But now, before him stood this wonderfully dark tribal boy who had just displayed marksmanship that Drona himself had never believed possible. And who should he call his teacher but Drona himself! Drona was more touched than he had been in years — but he could see the light of envy in Arjuna’s eyes and he knew what he had to do. It was the only way to achieve his goal. He had not striven ascetically for years to be moved by the beauty and skill and candour of a tribal boy! He was Drona, brahmin, and foremost among archers; and he himself had trained Arjuna. He could not afford to be sentimental now, or all his years of unceasing labour would go to waste. Arjuna would lose heart, and then who would defeat Drupada?
And so concealing the storm within his heart, Drona said coldly: “If you truly think that I am your Guru, boy, then I am entitled to a Guru-Dakshina, am I not?”
“Indeed you are, sir,” replied the Nishāda boy eagerly, “Nothing would give me more pleasure than giving you a large Guru-Dakshina. All I have I owe to you. But I’m only a poor hunter’s son.”
From behind him, to his right, Drona could feel Arjuna’s eyes burning into him, and it was all he could do to keep from shouting at Arjuna; from telling him that this dark-skinned boy was the greater archer.
“I do not want any riches, boy, I have everything I need already. However, there is one thing…”
“Yes, sir, please tell me what it is. What can I give you?”
Drona’s breath caught in his throat. He felt awash with shame — shame at what he had to say and shame at the memory of what Drupada had done to him. Silently the two struggled, but the memory was too strong, too vivid and his bitterness won through. He felt as selfish and arrogant as Drupada.
“So be it, boy,” he said. “Give me your thumb then — your left thumb.”
He looked around as he said this and felt sickened to see a flame of elation leap in Arjuna’s vivid eyes. Here was one as cruel as himself, he thought. Here was one who was willing to sacrifice an innocent boy to his selfish desire. He had not misread human nature! All was depravity and greed! Heartened, Drona turned again towards the boy — and nearly cried out at what he saw. The boy held his bloodied left thumb in the palm of his hand, as the chopped-off stump gushed a dark-red blood. In his right hand was a crude hunting knife. He was smiling.
“Here you are, sir,” he said. “I hope you will accept this with my humble gratitude.” He hesitated: “And if you don’t mind, sir, would you please bless me before you leave, for I do not know if we shall ever meet again.”
Struck dumb, but retaining a trembling command of himself, Drona took the proffered thumb before silently laying his hand over the smiling boy’s head. ‘God bless you, my child,” he murmured and then even more softly — so that no one but he could hear it — “and forgive me.”
He then turned abruptly and strode away, that none might see the tears that glistened like raindrops in his eyes. Through the haze, he seemed to hear Arjuna’s protestations of gratitude, but his mind was fixed upon Ekalavya’s dark-eyed smile.
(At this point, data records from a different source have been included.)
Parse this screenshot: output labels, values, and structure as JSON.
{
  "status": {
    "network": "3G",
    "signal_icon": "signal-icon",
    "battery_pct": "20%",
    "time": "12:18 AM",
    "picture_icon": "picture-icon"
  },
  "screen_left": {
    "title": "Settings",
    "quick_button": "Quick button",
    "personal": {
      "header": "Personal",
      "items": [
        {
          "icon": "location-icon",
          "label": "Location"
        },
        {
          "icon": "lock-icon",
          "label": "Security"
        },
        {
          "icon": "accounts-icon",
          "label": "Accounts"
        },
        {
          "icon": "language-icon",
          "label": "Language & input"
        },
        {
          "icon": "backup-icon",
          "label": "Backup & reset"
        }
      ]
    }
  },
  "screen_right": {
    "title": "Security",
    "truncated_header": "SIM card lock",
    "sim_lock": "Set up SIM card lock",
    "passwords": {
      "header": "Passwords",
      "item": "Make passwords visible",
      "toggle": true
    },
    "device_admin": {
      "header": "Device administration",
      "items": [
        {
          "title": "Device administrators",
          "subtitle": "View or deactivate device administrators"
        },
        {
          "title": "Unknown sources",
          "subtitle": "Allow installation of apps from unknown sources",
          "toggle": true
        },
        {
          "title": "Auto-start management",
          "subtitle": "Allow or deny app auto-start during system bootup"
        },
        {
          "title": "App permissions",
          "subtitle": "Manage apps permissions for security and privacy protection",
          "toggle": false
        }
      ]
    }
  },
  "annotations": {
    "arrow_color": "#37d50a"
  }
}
1. Guru-Dakshina (lit. preceptor-gift): In ancient India, a student in the Gurukula (preceptor’s āshrama) usually acknowledged his debt to his Guru through a gift. Not necessarily monetary, the dakshina could take the form of a milch cow or a task that the guru wanted done or some such thing.
2. Nishāda: A hunter-tribe mentioned in the Mahabharata, described as dark-skinned and generally considered lowly.